───── Source material

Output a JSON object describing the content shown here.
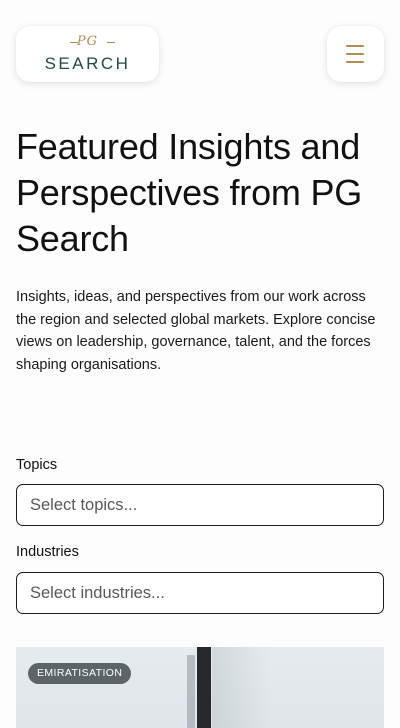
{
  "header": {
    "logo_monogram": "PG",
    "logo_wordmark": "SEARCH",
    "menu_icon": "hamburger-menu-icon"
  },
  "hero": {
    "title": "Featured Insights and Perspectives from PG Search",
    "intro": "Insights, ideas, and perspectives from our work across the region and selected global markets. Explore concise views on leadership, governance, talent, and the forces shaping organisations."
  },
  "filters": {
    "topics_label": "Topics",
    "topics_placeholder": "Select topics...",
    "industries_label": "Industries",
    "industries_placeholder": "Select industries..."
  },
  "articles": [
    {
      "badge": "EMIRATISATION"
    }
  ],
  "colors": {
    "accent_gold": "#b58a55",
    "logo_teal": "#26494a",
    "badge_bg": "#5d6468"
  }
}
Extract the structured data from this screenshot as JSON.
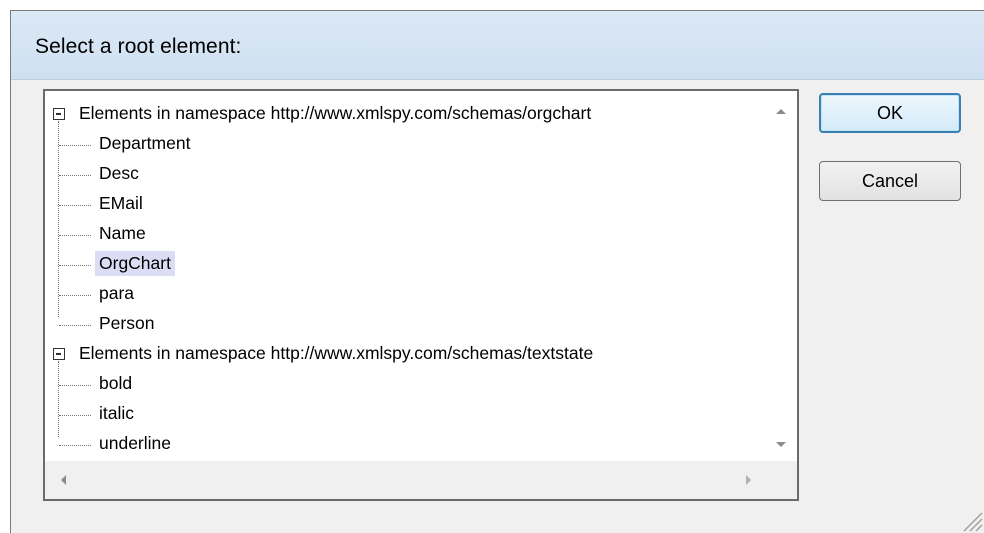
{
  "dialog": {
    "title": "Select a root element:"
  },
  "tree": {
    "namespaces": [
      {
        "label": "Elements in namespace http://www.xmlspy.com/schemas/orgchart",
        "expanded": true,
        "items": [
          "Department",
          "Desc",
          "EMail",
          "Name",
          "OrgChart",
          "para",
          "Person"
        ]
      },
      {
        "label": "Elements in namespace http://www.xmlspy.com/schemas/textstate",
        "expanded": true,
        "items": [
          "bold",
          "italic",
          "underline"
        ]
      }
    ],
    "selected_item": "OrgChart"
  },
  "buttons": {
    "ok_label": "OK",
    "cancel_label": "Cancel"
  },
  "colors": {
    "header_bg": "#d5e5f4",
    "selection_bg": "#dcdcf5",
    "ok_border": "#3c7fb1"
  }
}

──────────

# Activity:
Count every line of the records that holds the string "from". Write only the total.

# Response below:
3